Work required: Print all of the records. Exclude the images.

Records:
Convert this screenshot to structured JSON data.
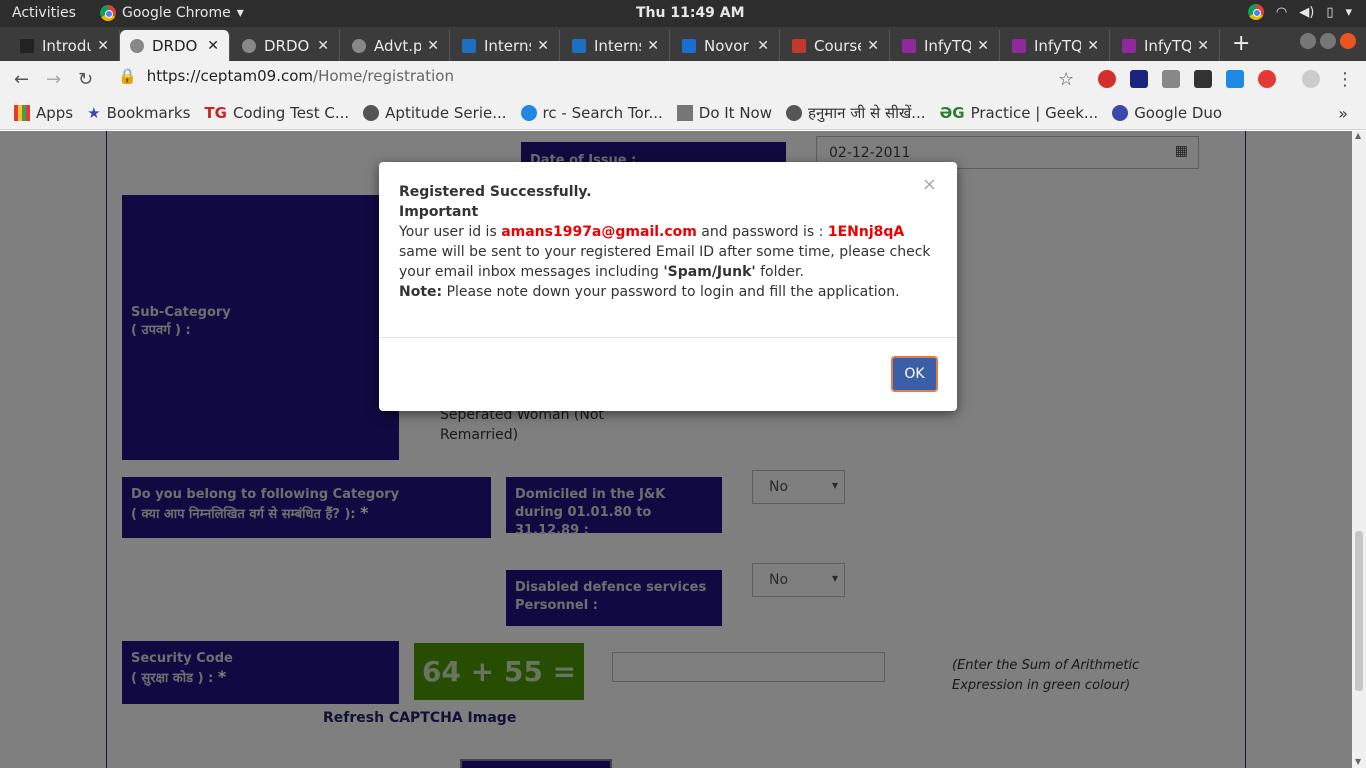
{
  "system": {
    "activities": "Activities",
    "app_name": "Google Chrome",
    "clock": "Thu 11:49 AM"
  },
  "tabs": [
    {
      "label": "Introdu",
      "color": "#222"
    },
    {
      "label": "DRDO",
      "color": "#888"
    },
    {
      "label": "DRDO",
      "color": "#888"
    },
    {
      "label": "Advt.p",
      "color": "#888"
    },
    {
      "label": "Interns",
      "color": "#1e6fbf"
    },
    {
      "label": "Interns",
      "color": "#1e6fbf"
    },
    {
      "label": "Novor",
      "color": "#1b6fd1"
    },
    {
      "label": "Course",
      "color": "#c0392b"
    },
    {
      "label": "InfyTQ",
      "color": "#8e2a9c"
    },
    {
      "label": "InfyTQ",
      "color": "#8e2a9c"
    },
    {
      "label": "InfyTQ",
      "color": "#8e2a9c"
    }
  ],
  "address": {
    "host": "https://ceptam09.com",
    "path": "/Home/registration"
  },
  "bookmarks": [
    {
      "label": "Apps",
      "color": "#e53935"
    },
    {
      "label": "Bookmarks",
      "color": "#3949ab"
    },
    {
      "label": "Coding Test C...",
      "color": "#c62828"
    },
    {
      "label": "Aptitude Serie...",
      "color": "#555"
    },
    {
      "label": "rc - Search Tor...",
      "color": "#1e88e5"
    },
    {
      "label": "Do It Now",
      "color": "#777"
    },
    {
      "label": "हनुमान जी से सीखें...",
      "color": "#555"
    },
    {
      "label": "Practice | Geek...",
      "color": "#2e7d32"
    },
    {
      "label": "Google Duo",
      "color": "#3949ab"
    }
  ],
  "form": {
    "date_label": "Date of Issue :",
    "date_value": "02-12-2011",
    "subcategory_label": "Sub-Category",
    "subcategory_hindi": "( उपवर्ग ) :",
    "option_text_1": "Seperated Woman (Not",
    "option_text_2": "Remarried)",
    "category_q": "Do you belong to following Category",
    "category_q_hindi": "( क्या आप निम्नलिखित वर्ग से सम्बंधित हैं? ):",
    "domiciled_label": "Domiciled in the J&K during 01.01.80 to 31.12.89 :",
    "domiciled_value": "No",
    "disabled_label": "Disabled defence services Personnel :",
    "disabled_value": "No",
    "security_label": "Security Code",
    "security_hindi": "( सुरक्षा कोड ) :",
    "captcha": "64 + 55 =",
    "captcha_hint": "(Enter the Sum of Arithmetic Expression in green colour)",
    "refresh": "Refresh CAPTCHA Image",
    "required_mark": "*"
  },
  "modal": {
    "title": "Registered Successfully.",
    "important": "Important",
    "userid_prefix": "Your user id is ",
    "userid": "amans1997a@gmail.com",
    "password_prefix": " and password is : ",
    "password": "1ENnj8qA",
    "line2_a": "same will be sent to your registered Email ID after some time, please check your email inbox messages including ",
    "line2_b": "'Spam/Junk'",
    "line2_c": " folder.",
    "note_label": "Note:",
    "note_text": " Please note down your password to login and fill the application.",
    "close": "×",
    "ok": "OK"
  }
}
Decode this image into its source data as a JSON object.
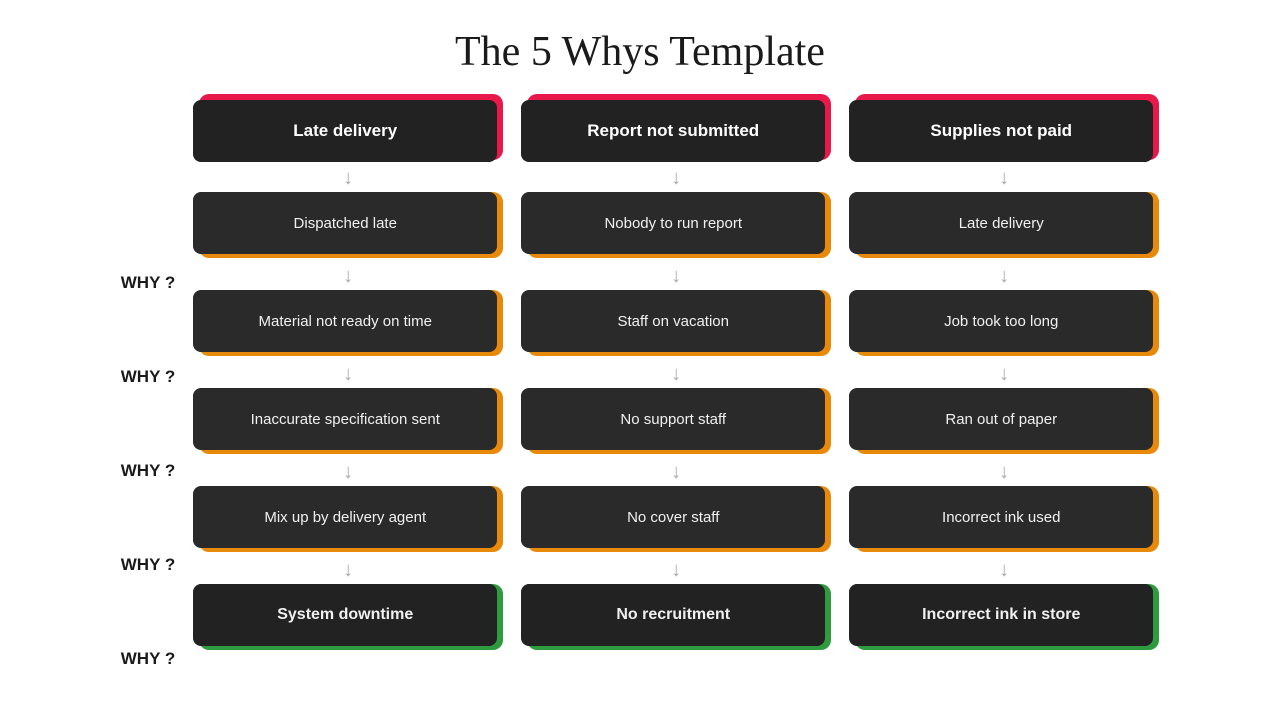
{
  "title": "The 5 Whys Template",
  "why_labels": [
    "WHY ?",
    "WHY ?",
    "WHY ?",
    "WHY ?",
    "WHY ?"
  ],
  "columns": [
    {
      "header": "Late delivery",
      "header_color": "red",
      "rows": [
        {
          "text": "Dispatched late",
          "color": "orange"
        },
        {
          "text": "Material not ready on time",
          "color": "orange"
        },
        {
          "text": "Inaccurate specification sent",
          "color": "orange"
        },
        {
          "text": "Mix up by delivery agent",
          "color": "orange"
        },
        {
          "text": "System downtime",
          "color": "green",
          "bold": true
        }
      ]
    },
    {
      "header": "Report not submitted",
      "header_color": "red",
      "rows": [
        {
          "text": "Nobody to run report",
          "color": "orange"
        },
        {
          "text": "Staff on vacation",
          "color": "orange"
        },
        {
          "text": "No support staff",
          "color": "orange"
        },
        {
          "text": "No cover staff",
          "color": "orange"
        },
        {
          "text": "No recruitment",
          "color": "green",
          "bold": true
        }
      ]
    },
    {
      "header": "Supplies not paid",
      "header_color": "red",
      "rows": [
        {
          "text": "Late delivery",
          "color": "orange"
        },
        {
          "text": "Job took too long",
          "color": "orange"
        },
        {
          "text": "Ran out of paper",
          "color": "orange"
        },
        {
          "text": "Incorrect ink used",
          "color": "orange"
        },
        {
          "text": "Incorrect ink in store",
          "color": "green",
          "bold": true
        }
      ]
    }
  ]
}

Response:
Convert this screenshot to structured JSON data.
{
  "system": {
    "activities": "Activities",
    "app_name": "Google Chrome",
    "clock": "Thu 11:49 AM"
  },
  "tabs": [
    {
      "label": "Introdu",
      "color": "#222"
    },
    {
      "label": "DRDO",
      "color": "#888"
    },
    {
      "label": "DRDO",
      "color": "#888"
    },
    {
      "label": "Advt.p",
      "color": "#888"
    },
    {
      "label": "Interns",
      "color": "#1e6fbf"
    },
    {
      "label": "Interns",
      "color": "#1e6fbf"
    },
    {
      "label": "Novor",
      "color": "#1b6fd1"
    },
    {
      "label": "Course",
      "color": "#c0392b"
    },
    {
      "label": "InfyTQ",
      "color": "#8e2a9c"
    },
    {
      "label": "InfyTQ",
      "color": "#8e2a9c"
    },
    {
      "label": "InfyTQ",
      "color": "#8e2a9c"
    }
  ],
  "address": {
    "host": "https://ceptam09.com",
    "path": "/Home/registration"
  },
  "bookmarks": [
    {
      "label": "Apps",
      "color": "#e53935"
    },
    {
      "label": "Bookmarks",
      "color": "#3949ab"
    },
    {
      "label": "Coding Test C...",
      "color": "#c62828"
    },
    {
      "label": "Aptitude Serie...",
      "color": "#555"
    },
    {
      "label": "rc - Search Tor...",
      "color": "#1e88e5"
    },
    {
      "label": "Do It Now",
      "color": "#777"
    },
    {
      "label": "हनुमान जी से सीखें...",
      "color": "#555"
    },
    {
      "label": "Practice | Geek...",
      "color": "#2e7d32"
    },
    {
      "label": "Google Duo",
      "color": "#3949ab"
    }
  ],
  "form": {
    "date_label": "Date of Issue :",
    "date_value": "02-12-2011",
    "subcategory_label": "Sub-Category",
    "subcategory_hindi": "( उपवर्ग ) :",
    "option_text_1": "Seperated Woman (Not",
    "option_text_2": "Remarried)",
    "category_q": "Do you belong to following Category",
    "category_q_hindi": "( क्या आप निम्नलिखित वर्ग से सम्बंधित हैं? ):",
    "domiciled_label": "Domiciled in the J&K during 01.01.80 to 31.12.89 :",
    "domiciled_value": "No",
    "disabled_label": "Disabled defence services Personnel :",
    "disabled_value": "No",
    "security_label": "Security Code",
    "security_hindi": "( सुरक्षा कोड ) :",
    "captcha": "64 + 55 =",
    "captcha_hint": "(Enter the Sum of Arithmetic Expression in green colour)",
    "refresh": "Refresh CAPTCHA Image",
    "required_mark": "*"
  },
  "modal": {
    "title": "Registered Successfully.",
    "important": "Important",
    "userid_prefix": "Your user id is ",
    "userid": "amans1997a@gmail.com",
    "password_prefix": " and password is : ",
    "password": "1ENnj8qA",
    "line2_a": "same will be sent to your registered Email ID after some time, please check your email inbox messages including ",
    "line2_b": "'Spam/Junk'",
    "line2_c": " folder.",
    "note_label": "Note:",
    "note_text": " Please note down your password to login and fill the application.",
    "close": "×",
    "ok": "OK"
  }
}
Decode this image into its source data as a JSON object.
{
  "title": "The 5 Whys Template",
  "why_labels": [
    "WHY ?",
    "WHY ?",
    "WHY ?",
    "WHY ?",
    "WHY ?"
  ],
  "columns": [
    {
      "header": "Late delivery",
      "header_color": "red",
      "rows": [
        {
          "text": "Dispatched late",
          "color": "orange"
        },
        {
          "text": "Material not ready on time",
          "color": "orange"
        },
        {
          "text": "Inaccurate specification sent",
          "color": "orange"
        },
        {
          "text": "Mix up by delivery agent",
          "color": "orange"
        },
        {
          "text": "System downtime",
          "color": "green",
          "bold": true
        }
      ]
    },
    {
      "header": "Report not submitted",
      "header_color": "red",
      "rows": [
        {
          "text": "Nobody to run report",
          "color": "orange"
        },
        {
          "text": "Staff on vacation",
          "color": "orange"
        },
        {
          "text": "No support staff",
          "color": "orange"
        },
        {
          "text": "No cover staff",
          "color": "orange"
        },
        {
          "text": "No recruitment",
          "color": "green",
          "bold": true
        }
      ]
    },
    {
      "header": "Supplies not paid",
      "header_color": "red",
      "rows": [
        {
          "text": "Late delivery",
          "color": "orange"
        },
        {
          "text": "Job took too long",
          "color": "orange"
        },
        {
          "text": "Ran out of paper",
          "color": "orange"
        },
        {
          "text": "Incorrect ink used",
          "color": "orange"
        },
        {
          "text": "Incorrect ink in store",
          "color": "green",
          "bold": true
        }
      ]
    }
  ]
}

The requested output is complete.